The new figures show that the number of deaths dropped from 217 (a rate of 0.31 deaths per 1,000 live births) in 2014 to 191 (a rate of 0.27 deaths per 1,000) in 2015. The 2015 figures show a decrease of 25% since 2013 and continue the trend of record low SIDS rates in England and Wales for the second year running.

ONS attribute the decrease to a reduction in maternal smoking and increased awareness of safer sleep advice, referencing the launch of The Lullaby Trust’s annual Safer Sleep Week campaign in 2015. The campaign aimed to raise awareness of SIDS (commonly known as cot death) and safer sleep and involved health authorities across the UK. The Lullaby Trust also trains health professionals in how to educate new and expectant parents on safer sleep practices.

Although rates have declined by more than a third over the past 10 years, leading SIDS charity The Lullaby Trust cautions that it is important not to become complacent and following safer sleep advice remains as vital as ever. If parents were to stop following safer sleep advice such as placing a baby on their back to sleep then the rate of SIDS would inevitably go up.

Francine Bates, Chief Executive of The Lullaby Trust said:
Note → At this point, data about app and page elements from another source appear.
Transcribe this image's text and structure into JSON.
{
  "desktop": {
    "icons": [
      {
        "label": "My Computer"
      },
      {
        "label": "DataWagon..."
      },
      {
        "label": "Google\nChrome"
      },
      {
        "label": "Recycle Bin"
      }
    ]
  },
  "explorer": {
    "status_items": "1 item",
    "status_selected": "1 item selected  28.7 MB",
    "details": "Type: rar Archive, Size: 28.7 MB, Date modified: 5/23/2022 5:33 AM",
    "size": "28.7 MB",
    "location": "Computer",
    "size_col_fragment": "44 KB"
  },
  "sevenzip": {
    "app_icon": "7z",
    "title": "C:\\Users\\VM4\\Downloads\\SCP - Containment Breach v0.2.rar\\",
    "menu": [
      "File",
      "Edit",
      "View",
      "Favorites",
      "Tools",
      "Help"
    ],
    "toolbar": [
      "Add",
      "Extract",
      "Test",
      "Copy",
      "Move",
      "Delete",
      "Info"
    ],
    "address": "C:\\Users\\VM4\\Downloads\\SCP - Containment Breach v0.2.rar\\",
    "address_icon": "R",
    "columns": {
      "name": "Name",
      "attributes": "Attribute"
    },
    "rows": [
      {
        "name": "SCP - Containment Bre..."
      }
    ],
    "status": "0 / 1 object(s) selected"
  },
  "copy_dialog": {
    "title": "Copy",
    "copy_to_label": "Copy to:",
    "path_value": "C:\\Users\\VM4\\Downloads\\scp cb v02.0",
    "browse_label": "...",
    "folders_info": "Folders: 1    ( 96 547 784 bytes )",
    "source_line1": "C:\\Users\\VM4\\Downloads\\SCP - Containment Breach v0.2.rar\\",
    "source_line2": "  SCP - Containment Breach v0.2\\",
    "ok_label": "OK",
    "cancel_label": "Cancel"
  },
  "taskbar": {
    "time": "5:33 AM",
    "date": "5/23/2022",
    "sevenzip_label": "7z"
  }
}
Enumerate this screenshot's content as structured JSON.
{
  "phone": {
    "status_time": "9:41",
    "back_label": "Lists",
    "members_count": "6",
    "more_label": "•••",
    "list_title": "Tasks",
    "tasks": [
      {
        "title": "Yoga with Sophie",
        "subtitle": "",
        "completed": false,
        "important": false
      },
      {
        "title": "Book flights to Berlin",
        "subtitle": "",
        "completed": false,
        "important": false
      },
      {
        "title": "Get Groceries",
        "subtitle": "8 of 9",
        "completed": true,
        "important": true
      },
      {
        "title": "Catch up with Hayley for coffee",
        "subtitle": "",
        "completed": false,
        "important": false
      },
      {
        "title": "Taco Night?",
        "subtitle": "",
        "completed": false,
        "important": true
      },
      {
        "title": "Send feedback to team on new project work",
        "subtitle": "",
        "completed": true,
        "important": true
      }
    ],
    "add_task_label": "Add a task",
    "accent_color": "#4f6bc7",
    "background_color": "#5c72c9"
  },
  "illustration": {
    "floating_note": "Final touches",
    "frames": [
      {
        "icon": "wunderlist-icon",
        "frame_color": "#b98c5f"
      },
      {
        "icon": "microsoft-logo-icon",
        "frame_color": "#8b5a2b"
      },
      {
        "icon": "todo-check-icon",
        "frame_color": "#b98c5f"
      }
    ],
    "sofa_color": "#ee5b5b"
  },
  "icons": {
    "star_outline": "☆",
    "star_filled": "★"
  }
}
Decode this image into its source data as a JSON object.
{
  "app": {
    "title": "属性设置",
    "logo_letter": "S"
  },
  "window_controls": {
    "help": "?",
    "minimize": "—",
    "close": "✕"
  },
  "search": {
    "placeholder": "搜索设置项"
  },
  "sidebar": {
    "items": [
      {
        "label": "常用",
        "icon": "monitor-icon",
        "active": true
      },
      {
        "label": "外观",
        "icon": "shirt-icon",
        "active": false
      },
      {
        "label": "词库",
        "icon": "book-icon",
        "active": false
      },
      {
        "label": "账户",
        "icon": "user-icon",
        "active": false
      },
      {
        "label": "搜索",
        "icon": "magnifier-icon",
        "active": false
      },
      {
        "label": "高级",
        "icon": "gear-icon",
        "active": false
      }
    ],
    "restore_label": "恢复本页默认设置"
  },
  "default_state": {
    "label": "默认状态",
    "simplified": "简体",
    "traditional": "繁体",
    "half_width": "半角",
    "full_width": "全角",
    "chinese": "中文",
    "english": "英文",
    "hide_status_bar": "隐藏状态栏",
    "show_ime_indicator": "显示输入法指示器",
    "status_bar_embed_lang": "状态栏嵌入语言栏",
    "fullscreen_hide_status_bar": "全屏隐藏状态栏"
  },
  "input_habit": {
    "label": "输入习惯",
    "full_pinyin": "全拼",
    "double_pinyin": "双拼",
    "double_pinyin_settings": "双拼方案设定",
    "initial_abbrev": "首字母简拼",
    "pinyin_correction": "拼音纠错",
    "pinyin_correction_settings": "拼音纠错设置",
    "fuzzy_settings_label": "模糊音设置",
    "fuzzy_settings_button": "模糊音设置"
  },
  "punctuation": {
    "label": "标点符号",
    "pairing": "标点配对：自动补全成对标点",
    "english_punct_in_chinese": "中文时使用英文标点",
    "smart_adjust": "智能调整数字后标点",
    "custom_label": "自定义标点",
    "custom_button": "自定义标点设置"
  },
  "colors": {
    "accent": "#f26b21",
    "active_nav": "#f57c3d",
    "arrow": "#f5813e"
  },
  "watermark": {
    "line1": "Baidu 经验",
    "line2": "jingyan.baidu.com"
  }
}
“The further reduction in SIDS rates for 2015 is extremely positive and demonstrates the effectiveness of following safer sleep advice and the importance of making sure that advice reaches all parents and carers. The Lullaby Trust has been campaigning over the past 25 years to ensure that this happens. Although SIDS rates have decreased significantly over the past decade, 191 babies still died in 2015 and the risk has not gone away. We need to ensure that parents continue to recognise the vital importance of following safer sleep advice. Only by making all families aware of the steps they can take to help protect their babies, can we save more lives and drive the number down.”

The ONS figures also show a significant decrease in unexplained infant deaths to mothers aged under 25 years in 2015, with a reduction of 40.6% being seen for those aged under 20. The rate of SIDS remains highest in Yorkshire and the Humber at 0.42 deaths per 1,000 live births, showing a decrease from 0.48 followed by the North West at 0.40, which has increased from a rate of 0.32 the in 2014.

Before 1991 around 2,000 babies died from SIDS each year in the UK and sleeping babies on their front was common practice. Following the high profile Back to Sleep campaign, which advised all parents to sleep their babies on their backs and subsequent work over 25 years by The Lullaby Trust, to raise awareness of SIDS and safer sleep advice, SIDS rates have reduced by 81%. The cause of SIDS remains unknown but the advice to parents on how they can reduce the risk is scientifically proven. The Lullaby Trust is determined to ensure this advice continues to reach all parents and people do not assume the danger has passed.

About sudden infant death syndrome (SIDS)

Sudden infant death syndrome is the term used to describe the sudden and unexpected death of a baby where no cause is found even after post mortem.  Though the cause of SIDS remains unknown there are steps parents can take to help reduce the chance of it occurring:

Things you can do to reduce the risk of SIDS

  • Always place your baby on their back to sleep
  • Keep your baby smoke free during pregnancy and after birth
  • Place your baby to sleep in a separate cot or Moses basket in the same room as you for the first 6 months
  • Breastfeed your baby
  • Use a firm, flat, waterproof mattress in good condition

Things to avoid

  • Never sleep on a sofa or in an armchair with your baby
  • Don’t sleep in the same bed as your baby if you smoke, drink or take drugs or are extremely tired, if your baby was born prematurely or was of low birth-weight
  • Avoid letting your baby get too hot
  • Don’t cover your baby’s face or head while sleeping or use loose bedding

Further advice on safer sleep can be found here.


To view the ONS statistical bulletin visit the ONS website here. 

The ONS figures cover unexplained infant deaths, which include both sudden infant deaths and unascertained deaths.